John P. Holdren, President Obama’s science and technology advisor and Director of the White House Office of Science and Technology Policy, explained, “A 21st century grid is essential to America’s ability to lead the world in clean energy and win the future. By unlocking the potential of innovation in the electric grid, we are allowing consumers and businesses to use energy more efficiently even as we help utilities provide cleaner energy and more reliable service.”
The White House also released the Plan for a 21st Century Electric Grid, developed by the National Science and Technology Council (NSTC). The plan is designed to document the results of 141 smart grid technology projects from early adopter states like California and Texas, which were funded by the Recovery Act and use the findings as case studies to spur support from utilities, state regulators, and consumers in states that have not adopted smart grid programs.
Energy Secretary Steven Chu noted, “America cannot build a 21st century economy with a 20th century electricity system. By working with states, industry leaders, and the private sector, we can build a clean, smart, national electricity system that will create jobs, reduce energy use, and expand renewable energy production.
In addition to the case studies, other initiatives were introduced. Power companies in Texas and California along with several smart meter manufacturers have formed a nonprofit organization called Grid 21, which will sponsor contests to award consumers who conserve the most electricity through smart grid devices. Another contest will reward developers of smart grid applications for consumers.
Dallas-based Oncor, CenterPoint Energy in Houston, and San Diego Gas & Electric will lead the Biggest Energy Saver Campaign. Smart grid systems manufacturers Itron and Landis+Gyr are also founders of the initiative and will be joined by IBM.
The report also outlined four goals the Administration believes are necessary so that all Americans can benefit from investments in the Nation’s electric infrastructure. They are: better alignment of economic incentives to boost development and deployment of smart-grid technologies; a greater focus on standards and interoperability to enable greater innovation; empowerment of consumers with enhanced information to save energy, ensure privacy, and shrink bills; and improved grid security and resilience.
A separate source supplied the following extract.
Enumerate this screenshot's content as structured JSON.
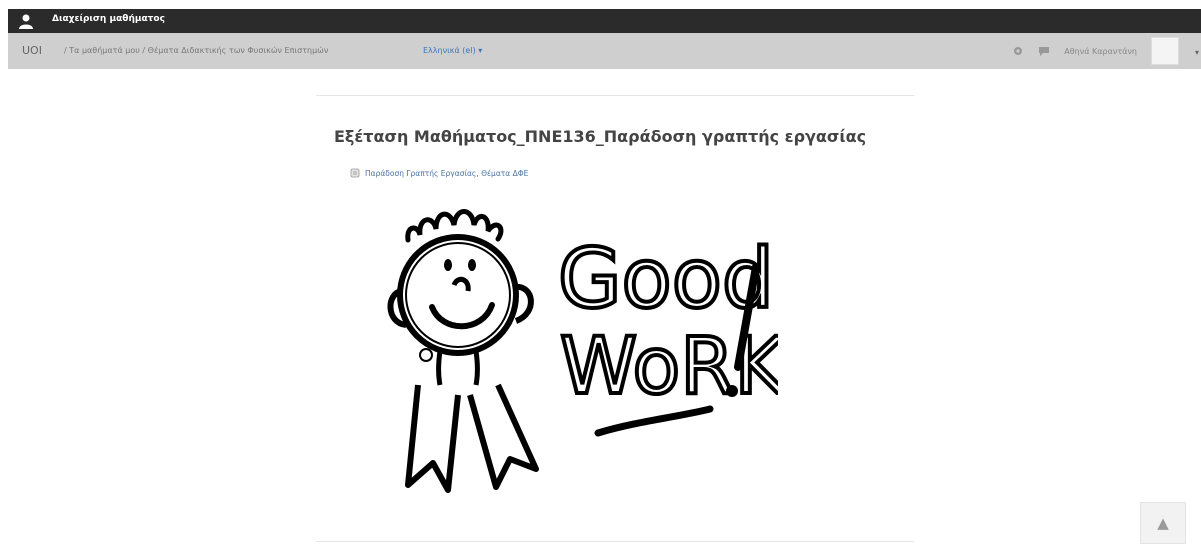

A detailed fact sheet and the NSTC report are available at www.whitehouse.gov/ostp